Each line below that contains "пользователей" counts once; report the total and nothing more.

Stored data:
※
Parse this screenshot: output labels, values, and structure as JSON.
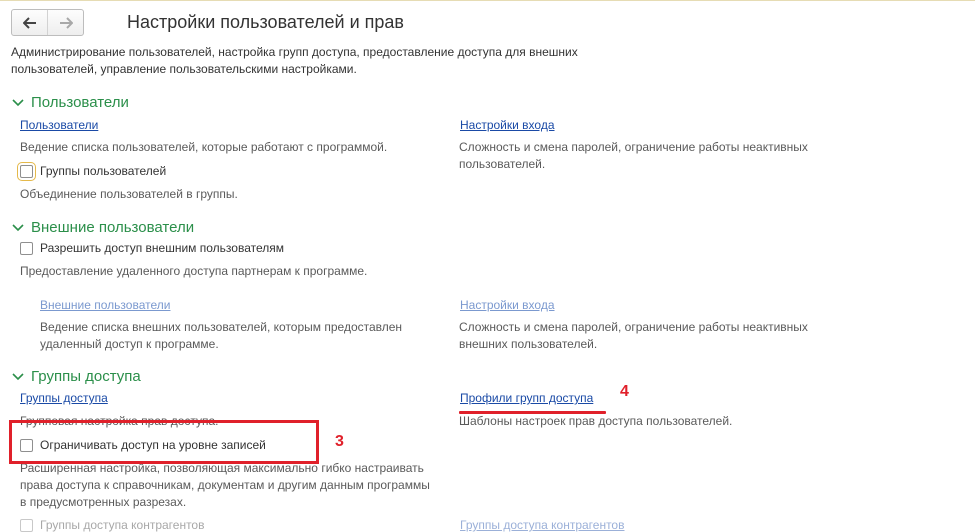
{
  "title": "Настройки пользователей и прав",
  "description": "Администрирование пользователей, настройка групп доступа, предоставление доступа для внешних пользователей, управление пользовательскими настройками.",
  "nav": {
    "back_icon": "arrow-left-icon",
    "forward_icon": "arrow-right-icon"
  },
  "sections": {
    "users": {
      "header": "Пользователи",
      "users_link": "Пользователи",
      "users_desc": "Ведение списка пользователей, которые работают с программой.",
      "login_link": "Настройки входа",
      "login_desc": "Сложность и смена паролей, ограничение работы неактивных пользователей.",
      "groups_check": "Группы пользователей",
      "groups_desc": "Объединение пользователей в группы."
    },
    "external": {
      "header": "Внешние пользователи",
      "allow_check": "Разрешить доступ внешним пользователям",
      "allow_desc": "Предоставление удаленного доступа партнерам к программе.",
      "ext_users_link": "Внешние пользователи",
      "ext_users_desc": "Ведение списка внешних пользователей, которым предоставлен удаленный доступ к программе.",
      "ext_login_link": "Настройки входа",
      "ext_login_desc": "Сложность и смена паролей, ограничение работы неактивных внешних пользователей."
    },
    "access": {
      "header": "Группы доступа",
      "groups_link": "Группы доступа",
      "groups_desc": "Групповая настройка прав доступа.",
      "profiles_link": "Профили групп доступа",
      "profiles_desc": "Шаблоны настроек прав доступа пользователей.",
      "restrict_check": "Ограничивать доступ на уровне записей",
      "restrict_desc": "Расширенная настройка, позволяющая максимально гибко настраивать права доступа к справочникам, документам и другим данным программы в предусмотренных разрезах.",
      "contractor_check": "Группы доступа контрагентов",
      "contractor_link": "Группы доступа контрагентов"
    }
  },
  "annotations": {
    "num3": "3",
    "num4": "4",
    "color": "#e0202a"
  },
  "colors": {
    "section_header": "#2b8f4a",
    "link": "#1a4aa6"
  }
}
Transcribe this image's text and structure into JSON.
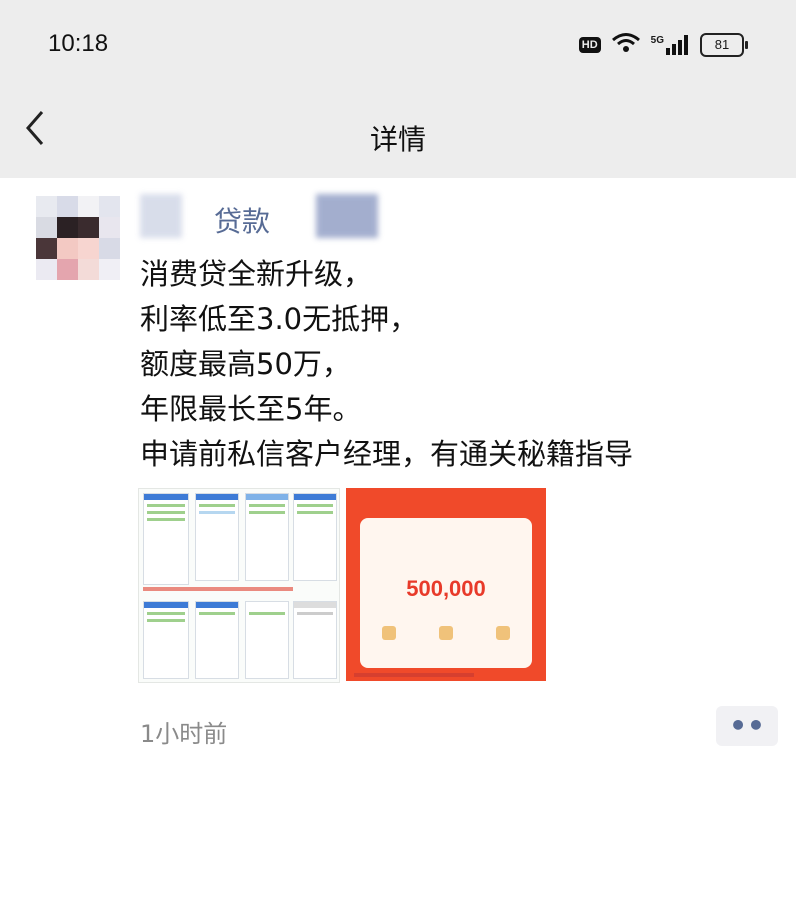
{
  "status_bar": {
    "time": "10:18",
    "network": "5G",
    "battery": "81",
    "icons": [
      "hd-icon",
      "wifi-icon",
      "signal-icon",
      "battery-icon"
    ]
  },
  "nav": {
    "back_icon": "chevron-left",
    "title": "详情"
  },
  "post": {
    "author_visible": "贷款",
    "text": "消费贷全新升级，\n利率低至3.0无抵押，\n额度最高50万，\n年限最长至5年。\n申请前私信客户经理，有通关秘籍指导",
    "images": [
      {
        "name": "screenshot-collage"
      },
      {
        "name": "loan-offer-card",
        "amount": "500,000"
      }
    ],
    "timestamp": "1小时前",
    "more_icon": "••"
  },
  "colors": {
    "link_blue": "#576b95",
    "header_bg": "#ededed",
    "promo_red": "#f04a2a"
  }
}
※
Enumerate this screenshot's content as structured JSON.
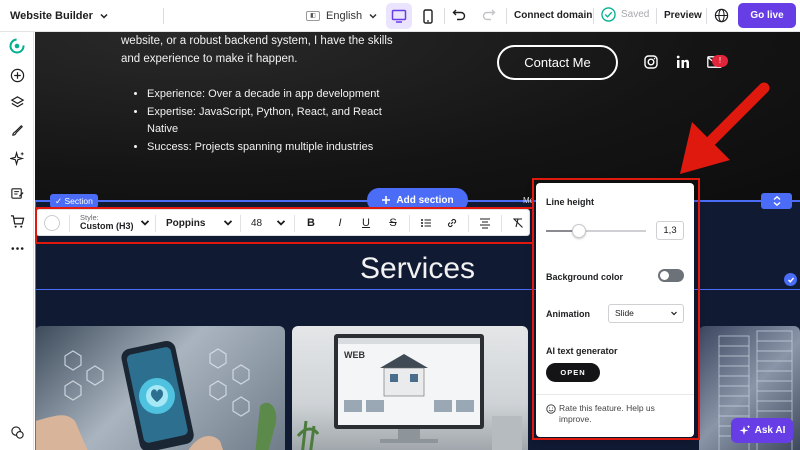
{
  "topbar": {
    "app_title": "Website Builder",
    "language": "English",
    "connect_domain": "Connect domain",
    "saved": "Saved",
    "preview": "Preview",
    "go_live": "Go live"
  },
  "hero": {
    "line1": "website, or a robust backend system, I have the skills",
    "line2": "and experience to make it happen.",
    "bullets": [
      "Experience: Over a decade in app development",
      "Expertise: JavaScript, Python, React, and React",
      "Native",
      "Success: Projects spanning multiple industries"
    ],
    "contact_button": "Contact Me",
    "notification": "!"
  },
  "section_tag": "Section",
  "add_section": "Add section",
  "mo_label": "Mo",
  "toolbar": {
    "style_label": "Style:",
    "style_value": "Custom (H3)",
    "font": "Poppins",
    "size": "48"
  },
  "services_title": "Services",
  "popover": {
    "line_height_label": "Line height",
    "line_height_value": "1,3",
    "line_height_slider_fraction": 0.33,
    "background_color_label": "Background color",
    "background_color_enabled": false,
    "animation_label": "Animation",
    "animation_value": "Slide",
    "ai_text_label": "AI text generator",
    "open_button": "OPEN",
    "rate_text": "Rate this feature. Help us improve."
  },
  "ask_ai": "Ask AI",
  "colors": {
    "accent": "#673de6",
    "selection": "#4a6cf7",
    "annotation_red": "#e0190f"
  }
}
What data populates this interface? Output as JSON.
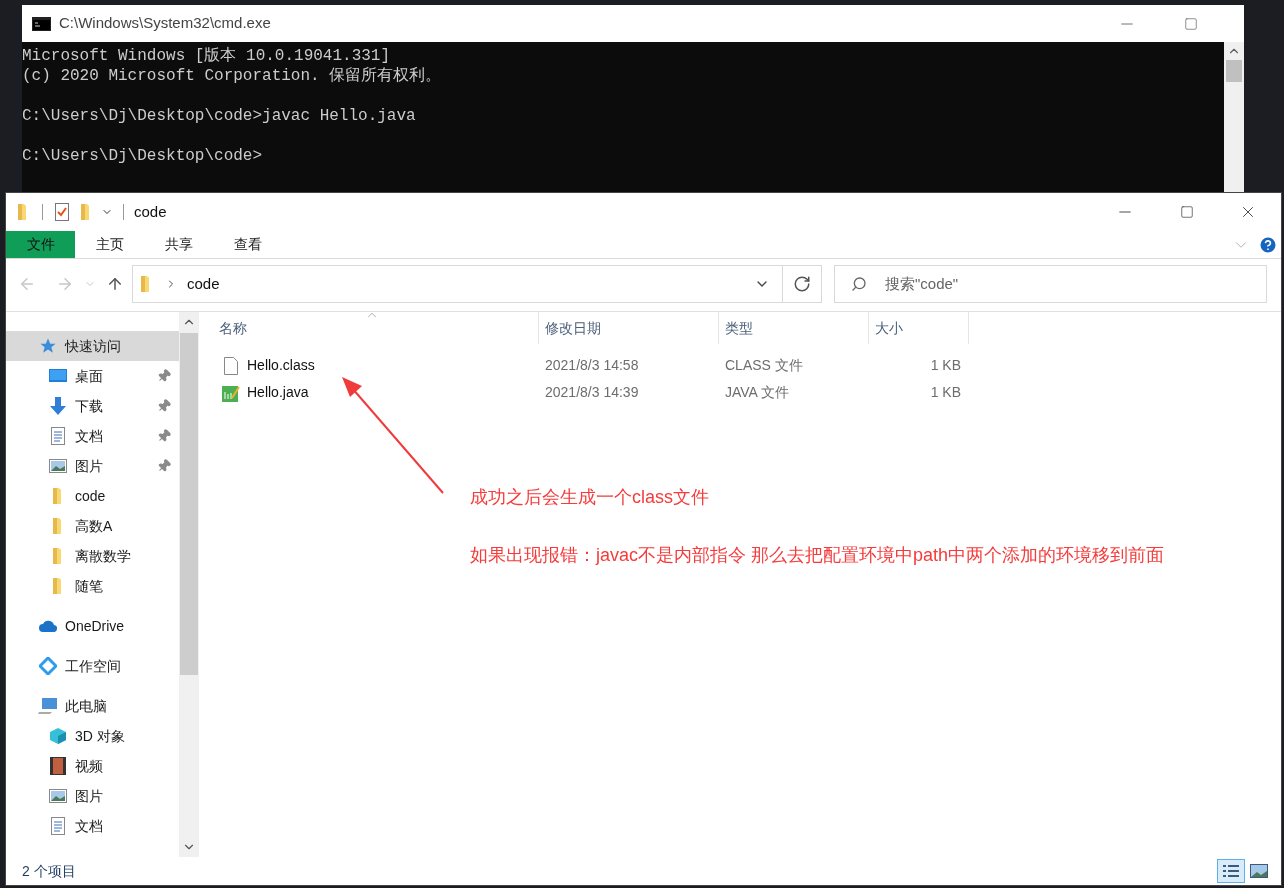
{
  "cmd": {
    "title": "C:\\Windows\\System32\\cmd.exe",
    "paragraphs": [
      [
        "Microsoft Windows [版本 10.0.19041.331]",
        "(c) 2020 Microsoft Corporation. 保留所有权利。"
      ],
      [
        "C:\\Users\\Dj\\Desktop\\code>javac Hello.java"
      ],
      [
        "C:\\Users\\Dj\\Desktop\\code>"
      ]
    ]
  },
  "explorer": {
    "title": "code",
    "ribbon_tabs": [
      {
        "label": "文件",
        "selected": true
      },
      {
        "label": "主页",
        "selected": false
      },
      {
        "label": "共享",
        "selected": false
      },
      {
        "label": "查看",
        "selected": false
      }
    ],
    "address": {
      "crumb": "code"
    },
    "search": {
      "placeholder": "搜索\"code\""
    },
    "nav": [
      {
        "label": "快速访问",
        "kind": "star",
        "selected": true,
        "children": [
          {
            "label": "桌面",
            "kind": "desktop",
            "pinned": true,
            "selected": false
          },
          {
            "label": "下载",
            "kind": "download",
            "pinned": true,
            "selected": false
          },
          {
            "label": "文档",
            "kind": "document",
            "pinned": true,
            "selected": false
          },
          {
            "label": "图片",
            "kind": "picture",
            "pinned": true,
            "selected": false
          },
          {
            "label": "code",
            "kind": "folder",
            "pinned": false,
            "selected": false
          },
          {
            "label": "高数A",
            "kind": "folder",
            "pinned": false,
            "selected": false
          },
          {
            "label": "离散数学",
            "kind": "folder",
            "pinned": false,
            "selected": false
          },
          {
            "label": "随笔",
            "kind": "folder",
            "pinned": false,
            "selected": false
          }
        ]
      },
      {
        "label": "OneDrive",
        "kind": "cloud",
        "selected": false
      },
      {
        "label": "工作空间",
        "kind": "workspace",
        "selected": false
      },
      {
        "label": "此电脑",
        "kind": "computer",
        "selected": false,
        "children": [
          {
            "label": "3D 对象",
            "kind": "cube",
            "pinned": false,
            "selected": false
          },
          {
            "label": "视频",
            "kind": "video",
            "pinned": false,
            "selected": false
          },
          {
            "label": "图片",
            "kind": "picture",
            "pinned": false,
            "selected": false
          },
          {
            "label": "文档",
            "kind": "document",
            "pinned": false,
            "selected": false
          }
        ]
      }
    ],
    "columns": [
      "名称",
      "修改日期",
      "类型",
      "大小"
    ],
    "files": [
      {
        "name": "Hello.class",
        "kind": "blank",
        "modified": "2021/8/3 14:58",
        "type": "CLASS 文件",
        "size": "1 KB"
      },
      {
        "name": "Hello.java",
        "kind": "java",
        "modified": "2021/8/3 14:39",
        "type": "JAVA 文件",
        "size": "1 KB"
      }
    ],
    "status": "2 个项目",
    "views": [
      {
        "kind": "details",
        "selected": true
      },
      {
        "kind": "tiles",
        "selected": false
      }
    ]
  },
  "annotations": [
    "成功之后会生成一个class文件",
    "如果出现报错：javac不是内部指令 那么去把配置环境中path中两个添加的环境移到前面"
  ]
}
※
SOLUTION: 9